Thy every leaf—to vein with faultless art
Each petal, taking the boon light and air
Of summer so to heart?
To bring thy beauty unto perfect flower,
Then, like a passing fragrance or a smile,
Vanish away, beyond recovery's power—
Was it, frail bloom, worth while?
Thy silence answers: "Life was mine!
And I, who pass without regret or grief,
Have cared the more to make my moment fine,
Because it was so brief.
"In its first radiance I have seen
The sun!—why tarry then till comes the night?
I go my way, content that I have been
Part of the morning light!"

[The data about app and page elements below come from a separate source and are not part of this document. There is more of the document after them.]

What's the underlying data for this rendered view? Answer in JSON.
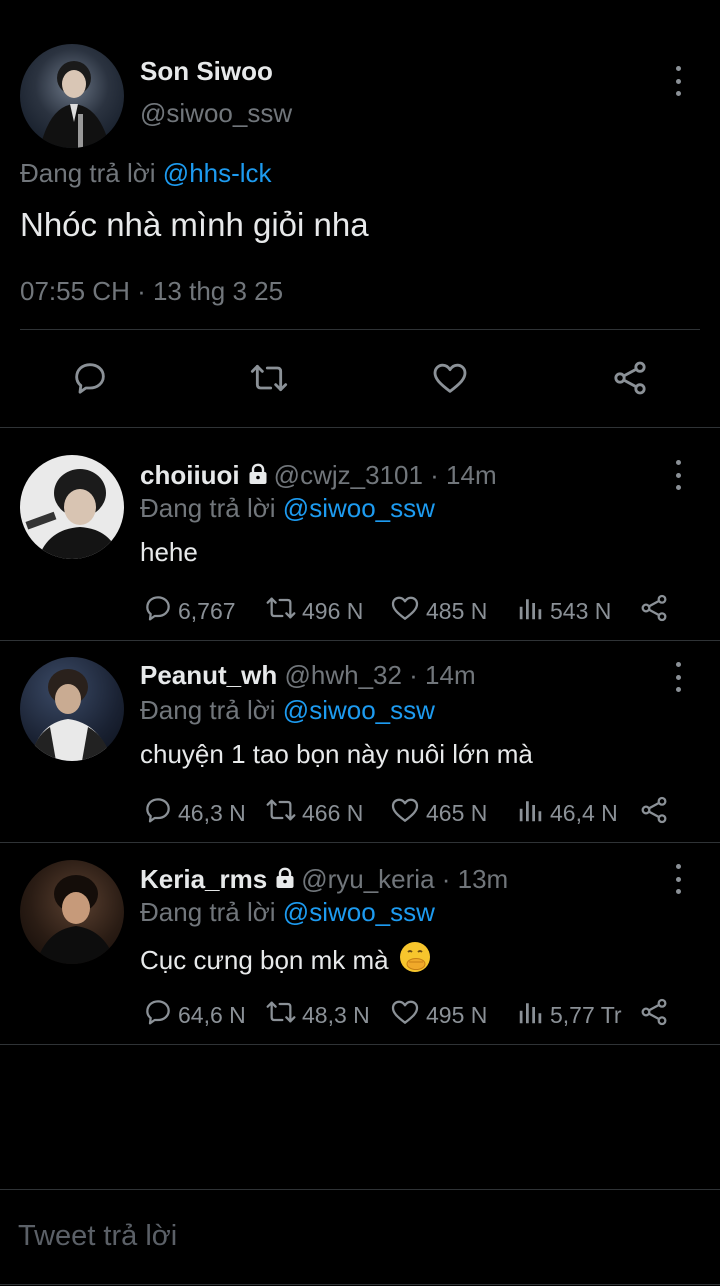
{
  "main_tweet": {
    "author_name": "Son Siwoo",
    "handle": "@siwoo_ssw",
    "reply_prefix": "Đang trả lời",
    "reply_to": "@hhs-lck",
    "text": "Nhóc nhà mình giỏi nha",
    "timestamp": "07:55 CH · 13 thg 3 25"
  },
  "replies": [
    {
      "name": "choiiuoi",
      "handle": "@cwjz_3101 · 14m",
      "reply_prefix": "Đang trả lời",
      "reply_to": "@siwoo_ssw",
      "text": "hehe",
      "comments": "6,767",
      "retweets": "496 N",
      "likes": "485 N",
      "views": "543 N"
    },
    {
      "name": "Peanut_wh",
      "handle": "@hwh_32 · 14m",
      "reply_prefix": "Đang trả lời",
      "reply_to": "@siwoo_ssw",
      "text": "chuyện 1 tao bọn này nuôi lớn mà",
      "comments": "46,3 N",
      "retweets": "466 N",
      "likes": "465 N",
      "views": "46,4 N"
    },
    {
      "name": "Keria_rms",
      "handle": "@ryu_keria · 13m",
      "reply_prefix": "Đang trả lời",
      "reply_to": "@siwoo_ssw",
      "text": "Cục cưng bọn mk mà",
      "comments": "64,6 N",
      "retweets": "48,3 N",
      "likes": "495 N",
      "views": "5,77 Tr"
    }
  ],
  "composer": {
    "placeholder": "Tweet trả lời"
  },
  "colors": {
    "accent": "#1d9bf0",
    "muted": "#71767b",
    "background": "#000000"
  }
}
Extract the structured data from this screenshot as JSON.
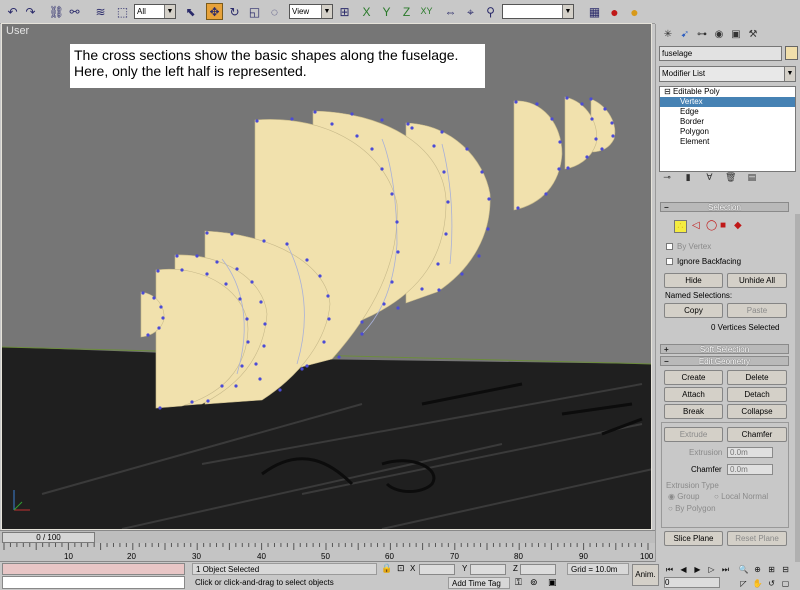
{
  "toolbar": {
    "selection_filter": "All",
    "ref_coord": "View",
    "named_selection": ""
  },
  "viewport": {
    "label": "User",
    "note": "The cross sections show the basic shapes along the fuselage.  Here, only the left half is represented."
  },
  "command_panel": {
    "object_name": "fuselage",
    "modifier_list": "Modifier List",
    "stack": [
      "Editable Poly",
      "Vertex",
      "Edge",
      "Border",
      "Polygon",
      "Element"
    ],
    "selection": {
      "title": "Selection",
      "by_vertex": "By Vertex",
      "ignore_backfacing": "Ignore Backfacing",
      "hide": "Hide",
      "unhide_all": "Unhide All",
      "named_selections": "Named Selections:",
      "copy": "Copy",
      "paste": "Paste",
      "status": "0 Vertices Selected"
    },
    "soft_selection": {
      "title": "Soft Selection"
    },
    "edit_geometry": {
      "title": "Edit Geometry",
      "create": "Create",
      "delete": "Delete",
      "attach": "Attach",
      "detach": "Detach",
      "break": "Break",
      "collapse": "Collapse",
      "extrude": "Extrude",
      "chamfer": "Chamfer",
      "extrusion_label": "Extrusion",
      "extrusion_value": "0.0m",
      "chamfer_label": "Chamfer",
      "chamfer_value": "0.0m",
      "extrusion_type": "Extrusion Type",
      "group": "Group",
      "local_normal": "Local Normal",
      "by_polygon": "By Polygon",
      "slice_plane": "Slice Plane",
      "reset_plane": "Reset Plane"
    }
  },
  "timeline": {
    "slider": "0 / 100",
    "ticks": [
      "10",
      "20",
      "30",
      "40",
      "50",
      "60",
      "70",
      "80",
      "90",
      "100"
    ]
  },
  "status_bar": {
    "selected": "1 Object Selected",
    "prompt": "Click or click-and-drag to select objects",
    "x_label": "X",
    "y_label": "Y",
    "z_label": "Z",
    "grid": "Grid = 10.0m",
    "add_time_tag": "Add Time Tag",
    "anim": "Anim.",
    "frame": "0"
  }
}
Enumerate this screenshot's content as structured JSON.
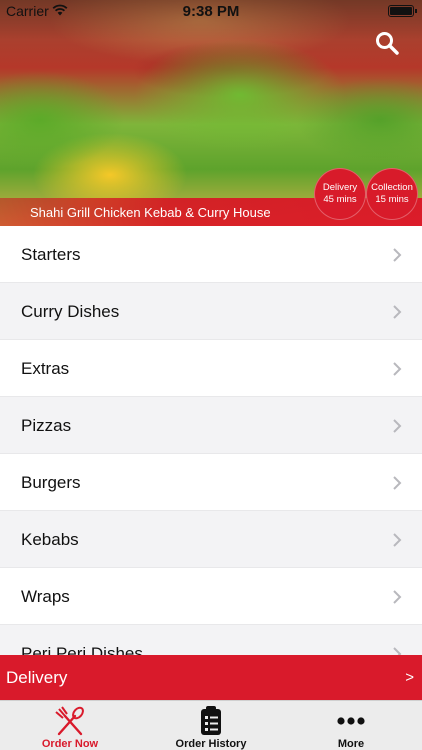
{
  "status": {
    "carrier": "Carrier",
    "time": "9:38 PM"
  },
  "restaurant": {
    "name": "Shahi Grill Chicken Kebab & Curry House"
  },
  "badges": {
    "delivery": {
      "label": "Delivery",
      "time": "45 mins"
    },
    "collection": {
      "label": "Collection",
      "time": "15 mins"
    }
  },
  "menu": {
    "items": [
      {
        "label": "Starters"
      },
      {
        "label": "Curry Dishes"
      },
      {
        "label": "Extras"
      },
      {
        "label": "Pizzas"
      },
      {
        "label": "Burgers"
      },
      {
        "label": "Kebabs"
      },
      {
        "label": "Wraps"
      },
      {
        "label": "Peri Peri Dishes"
      }
    ]
  },
  "delivery_bar": {
    "label": "Delivery",
    "arrow": ">"
  },
  "tabbar": {
    "tabs": [
      {
        "label": "Order Now",
        "icon": "fork-knife-icon"
      },
      {
        "label": "Order History",
        "icon": "clipboard-list-icon"
      },
      {
        "label": "More",
        "icon": "more-dots-icon"
      }
    ]
  },
  "colors": {
    "accent": "#d91a2b",
    "tabbar_bg": "#ececec",
    "row_alt": "#f3f3f5"
  }
}
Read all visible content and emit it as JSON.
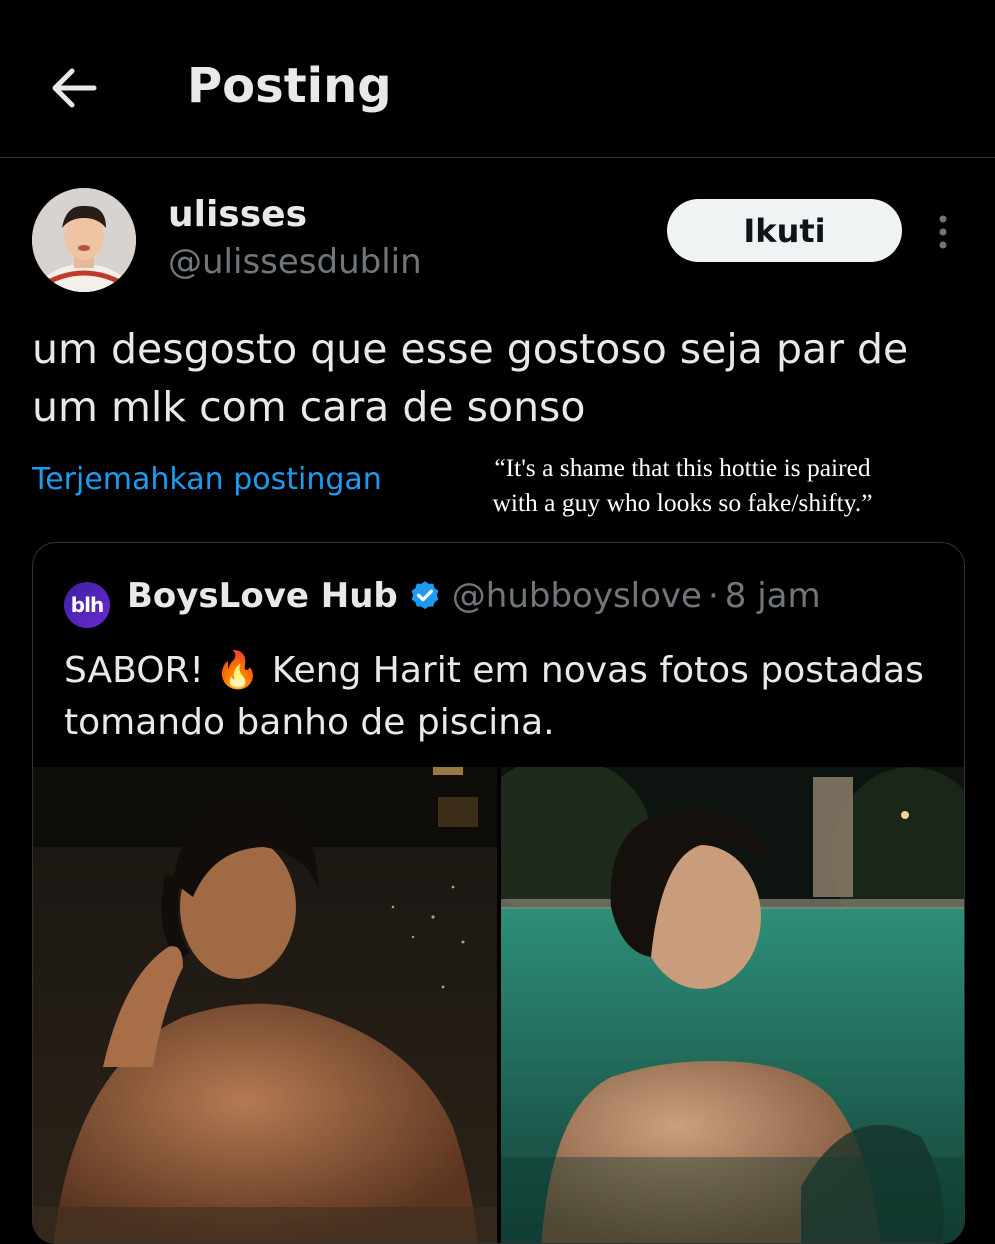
{
  "header": {
    "title": "Posting",
    "back_icon": "arrow-left-icon"
  },
  "post": {
    "author": {
      "display_name": "ulisses",
      "handle": "@ulissesdublin"
    },
    "follow_label": "Ikuti",
    "text": "um desgosto que esse gostoso seja par de um mlk com cara de sonso",
    "translate_label": "Terjemahkan postingan"
  },
  "caption_overlay": {
    "text": "“It's a shame that this hottie is paired with a guy who looks so fake/shifty.”"
  },
  "quoted_post": {
    "avatar_text": "blh",
    "display_name": "BoysLove Hub",
    "handle": "@hubboyslove",
    "separator": "·",
    "time": "8 jam",
    "text": "SABOR! 🔥 Keng Harit em novas fotos postadas tomando banho de piscina."
  },
  "colors": {
    "background": "#000000",
    "text": "#e7e9ea",
    "secondary_text": "#71767b",
    "link": "#1d9bf0",
    "verified": "#1d9bf0",
    "follow_button_bg": "#eff3f4"
  }
}
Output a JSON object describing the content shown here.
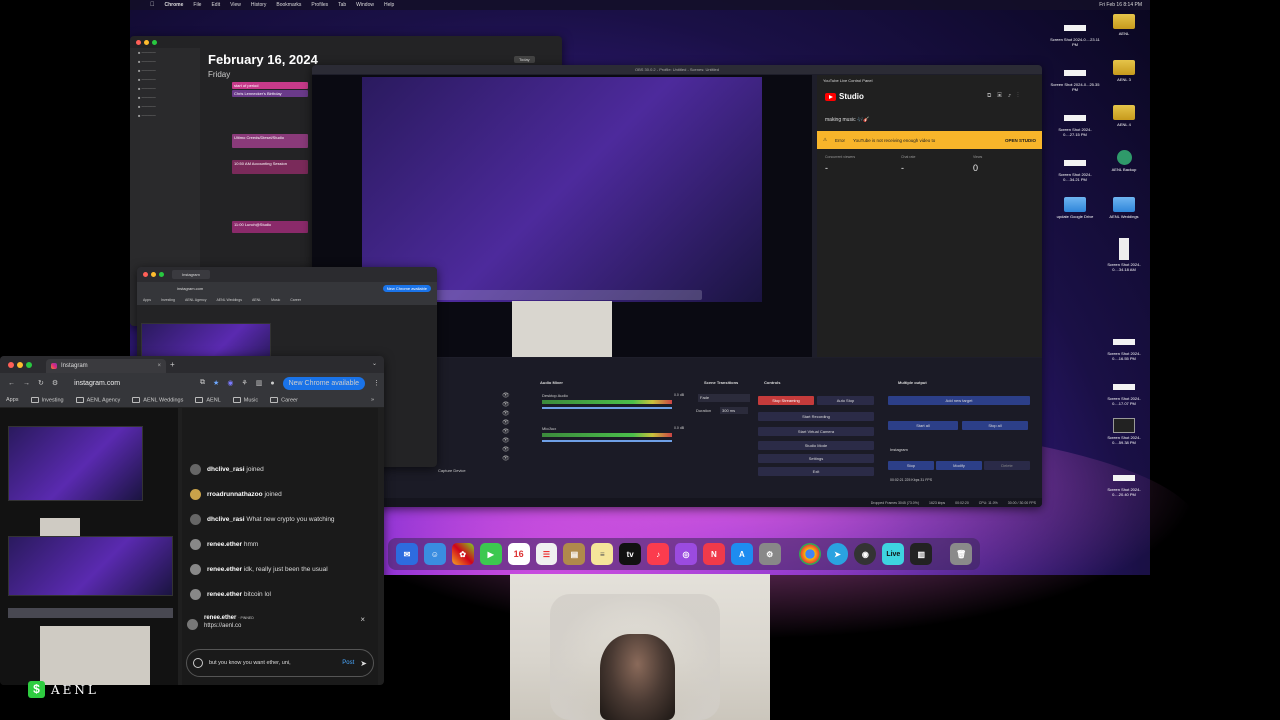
{
  "menubar": {
    "app": "Chrome",
    "items": [
      "File",
      "Edit",
      "View",
      "History",
      "Bookmarks",
      "Profiles",
      "Tab",
      "Window",
      "Help"
    ],
    "clock": "Fri Feb 16  8:14 PM"
  },
  "calendar": {
    "date": "February 16, 2024",
    "weekday": "Friday",
    "today_button": "Today",
    "events": [
      "start of period",
      "Chris Lennecker's Birthday",
      "Ultimo Creeds/Diesel/Studio",
      "10:50 AM Accounting Session",
      "11:00 Lunch@Studio"
    ]
  },
  "obs": {
    "title": "OBS 30.0.2 - Profile: Untitled - Scenes: Untitled",
    "docks": {
      "audio_mixer": "Audio Mixer",
      "scene_transitions": "Scene Transitions",
      "controls": "Controls",
      "multiple_output": "Multiple output"
    },
    "mixer": [
      {
        "name": "Desktop Audio",
        "db": "0.0 dB"
      },
      {
        "name": "Mic/Aux",
        "db": "0.0 dB"
      }
    ],
    "transition": {
      "type": "Fade",
      "duration_label": "Duration",
      "duration": "300 ms"
    },
    "controls": [
      "Stop Streaming",
      "Start Recording",
      "Start Virtual Camera",
      "Studio Mode",
      "Settings",
      "Exit"
    ],
    "auto_stop": "Auto Stop",
    "multi_output": {
      "add_target": "Add new target",
      "start_all": "Start all",
      "stop_all": "Stop all",
      "target": "Instagram",
      "stop": "Stop",
      "modify": "Modify",
      "delete": "Delete",
      "stats": "00:02:21  225 Kbps  31 FPS"
    },
    "status": {
      "dropped": "Dropped Frames 3045 (73.0%)",
      "bitrate": "1623 kbps",
      "time": "00:02:20",
      "cpu": "CPU: 11.0%",
      "fps": "30.00 / 30.00 FPS"
    }
  },
  "youtube": {
    "panel_title": "YouTube Live Control Panel",
    "brand": "Studio",
    "stream_title": "making music 🎶🎸",
    "error_label": "Error",
    "error_text": "YouTube is not receiving enough video to",
    "open_studio": "OPEN STUDIO",
    "stats": [
      {
        "label": "Concurrent viewers",
        "value": "-"
      },
      {
        "label": "Chat rate",
        "value": "-"
      },
      {
        "label": "Views",
        "value": "0"
      }
    ]
  },
  "chrome_back": {
    "tab": "Instagram",
    "url": "instagram.com",
    "new_chrome": "New Chrome available",
    "bookmarks": [
      "Apps",
      "Investing",
      "AENL Agency",
      "AENL Weddings",
      "AENL",
      "Music",
      "Career"
    ]
  },
  "chrome": {
    "tab": "Instagram",
    "url": "instagram.com",
    "new_chrome": "New Chrome available",
    "bookmarks": [
      "Apps",
      "Investing",
      "AENL Agency",
      "AENL Weddings",
      "AENL",
      "Music",
      "Career"
    ]
  },
  "chat": {
    "messages": [
      {
        "user": "dhclive_rasi",
        "text": "joined"
      },
      {
        "user": "rroadrunnathazoo",
        "text": "joined"
      },
      {
        "user": "dhclive_rasi",
        "text": "What new crypto you watching"
      },
      {
        "user": "renee.ether",
        "text": "hmm"
      },
      {
        "user": "renee.ether",
        "text": "idk, really just been the usual"
      },
      {
        "user": "renee.ether",
        "text": "bitcoin lol"
      }
    ],
    "pinned": {
      "user": "renee.ether",
      "tag": "· PINNED",
      "text": "https://aenl.co"
    },
    "compose_text": "but you know you want ether, uni,",
    "post": "Post"
  },
  "desktop_icons": [
    {
      "label": "Screen Shot 2024-0....23.11 PM",
      "kind": "shot"
    },
    {
      "label": "AENL",
      "kind": "folder"
    },
    {
      "label": "Screen Shot 2024-0...25.35 PM",
      "kind": "shot"
    },
    {
      "label": "AENL 3",
      "kind": "folder"
    },
    {
      "label": "Screen Shot 2024-0....27.15 PM",
      "kind": "shot"
    },
    {
      "label": "AENL 4",
      "kind": "folder"
    },
    {
      "label": "Screen Shot 2024-0....34.21 PM",
      "kind": "shot"
    },
    {
      "label": "AENL Backup",
      "kind": "tm"
    },
    {
      "label": "update Google Drive",
      "kind": "bluefolder"
    },
    {
      "label": "AENL Weddings",
      "kind": "bluefolder"
    },
    {
      "label": "Screen Shot 2024-0....34.18 AM",
      "kind": "shot"
    },
    {
      "label": "Screen Shot 2024-0....16.55 PM",
      "kind": "shot"
    },
    {
      "label": "Screen Shot 2024-0....17.07 PM",
      "kind": "shot"
    },
    {
      "label": "Screen Shot 2024-0....59.38 PM",
      "kind": "shot"
    },
    {
      "label": "Screen Shot 2024-0....20.40 PM",
      "kind": "shot"
    }
  ],
  "dock": {
    "calendar_day": "16",
    "live_label": "Live"
  },
  "brand_logo": {
    "letter": "$",
    "word": "AENL"
  }
}
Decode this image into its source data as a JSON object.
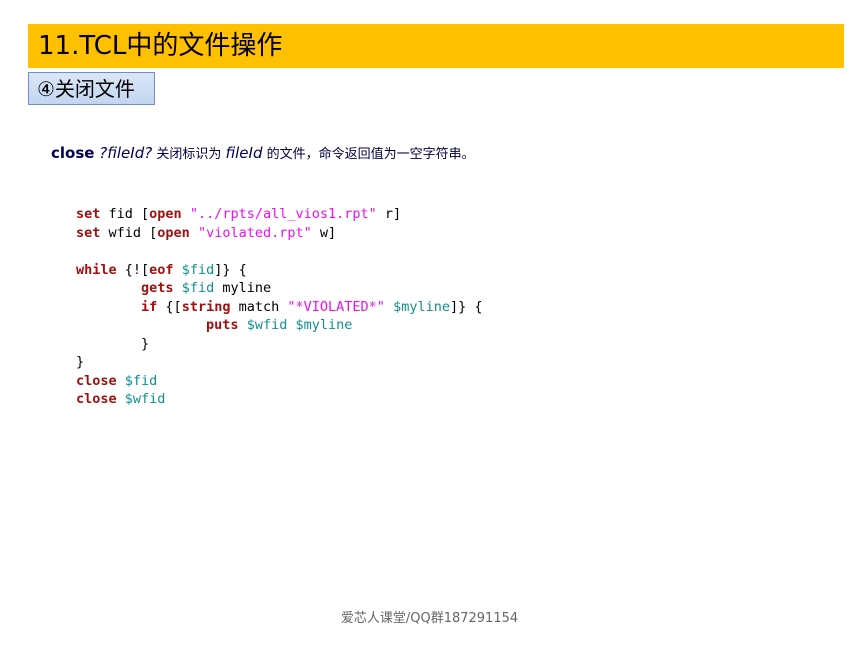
{
  "header": {
    "title": "11.TCL中的文件操作",
    "subtitle": "④关闭文件"
  },
  "description": {
    "command": "close",
    "arg_prefix": " ?",
    "arg": "fileId",
    "arg_suffix": "?",
    "text1": " 关闭标识为 ",
    "arg2": "fileId",
    "text2": " 的文件，命令返回值为一空字符串。"
  },
  "code": {
    "lines": [
      [
        {
          "t": "set",
          "c": "k"
        },
        {
          "t": " fid [",
          "c": ""
        },
        {
          "t": "open",
          "c": "k"
        },
        {
          "t": " ",
          "c": ""
        },
        {
          "t": "\"../rpts/all_vios1.rpt\"",
          "c": "s"
        },
        {
          "t": " r]",
          "c": ""
        }
      ],
      [
        {
          "t": "set",
          "c": "k"
        },
        {
          "t": " wfid [",
          "c": ""
        },
        {
          "t": "open",
          "c": "k"
        },
        {
          "t": " ",
          "c": ""
        },
        {
          "t": "\"violated.rpt\"",
          "c": "s"
        },
        {
          "t": " w]",
          "c": ""
        }
      ],
      [],
      [
        {
          "t": "while",
          "c": "k"
        },
        {
          "t": " {![",
          "c": ""
        },
        {
          "t": "eof",
          "c": "k"
        },
        {
          "t": " ",
          "c": ""
        },
        {
          "t": "$fid",
          "c": "v"
        },
        {
          "t": "]} {",
          "c": ""
        }
      ],
      [
        {
          "t": "        ",
          "c": ""
        },
        {
          "t": "gets",
          "c": "k"
        },
        {
          "t": " ",
          "c": ""
        },
        {
          "t": "$fid",
          "c": "v"
        },
        {
          "t": " myline",
          "c": ""
        }
      ],
      [
        {
          "t": "        ",
          "c": ""
        },
        {
          "t": "if",
          "c": "k"
        },
        {
          "t": " {[",
          "c": ""
        },
        {
          "t": "string",
          "c": "k"
        },
        {
          "t": " match ",
          "c": ""
        },
        {
          "t": "\"*VIOLATED*\"",
          "c": "s"
        },
        {
          "t": " ",
          "c": ""
        },
        {
          "t": "$myline",
          "c": "v"
        },
        {
          "t": "]} {",
          "c": ""
        }
      ],
      [
        {
          "t": "                ",
          "c": ""
        },
        {
          "t": "puts",
          "c": "k"
        },
        {
          "t": " ",
          "c": ""
        },
        {
          "t": "$wfid",
          "c": "v"
        },
        {
          "t": " ",
          "c": ""
        },
        {
          "t": "$myline",
          "c": "v"
        }
      ],
      [
        {
          "t": "        }",
          "c": ""
        }
      ],
      [
        {
          "t": "}",
          "c": ""
        }
      ],
      [
        {
          "t": "close",
          "c": "k"
        },
        {
          "t": " ",
          "c": ""
        },
        {
          "t": "$fid",
          "c": "v"
        }
      ],
      [
        {
          "t": "close",
          "c": "k"
        },
        {
          "t": " ",
          "c": ""
        },
        {
          "t": "$wfid",
          "c": "v"
        }
      ]
    ]
  },
  "footer": {
    "text": "爱芯人课堂/QQ群187291154"
  },
  "colors": {
    "title_bar": "#ffc000",
    "keyword": "#a01010",
    "string": "#ee10ee",
    "variable": "#109090"
  }
}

HOW living are the dead!"Immortal" by Florence Earle Coates. Published in Harper's Monthly Magazine (January 1911), The Unconquered Air (1912) and Poems (1916) Volume II.
Enshrined, but not apart,
How safe within the heart
We hold them still—our dead,
Whatever else be fled!
Our constancy is deep
Toward those who lie asleep,
Forgetful of the strain and mortal strife
That are so large a part of this our earthly life.
They are our very own:
From them—from them alone,
Nothing can us estrange—
Nor blight autumnal, no; nor wintry change!
The midnight moments keep
A place for them; and though we wake to weep,
They are beside us: still, in joy, in pain—
In every crucial hour, they come again,
Angelic from above—
Bearing the gifts of blessing and of love—
Until the shadowy path they lonely trod
Becomes for us a bridge that upward leads to God.
AFTER the darkness, dawning,"After" by Florence Earle Coates. Published in The Outlook (24 March 1906), Lyrics of Life (1909) and Poems (1916) Volume II.
And stir of the rested wing;
Fresh fragrance from the meadow,
Fresh hope in everything!
After the winter, springtime,
And dreams, that flower-like throng;
After the tempest, silence;
After the silence, song.
After the heat of anger,
Love that all life enwraps;
After the stress of battle,
The trumpet sounding "taps."
After despair and doubting,
A faith without alloy,
God here and over yonder,—
The end of all things—joy!
Keywords: Poem, poems, death, grief, loss, bereavement, hurt, mourning, comfort, hope, healing, loved ones, child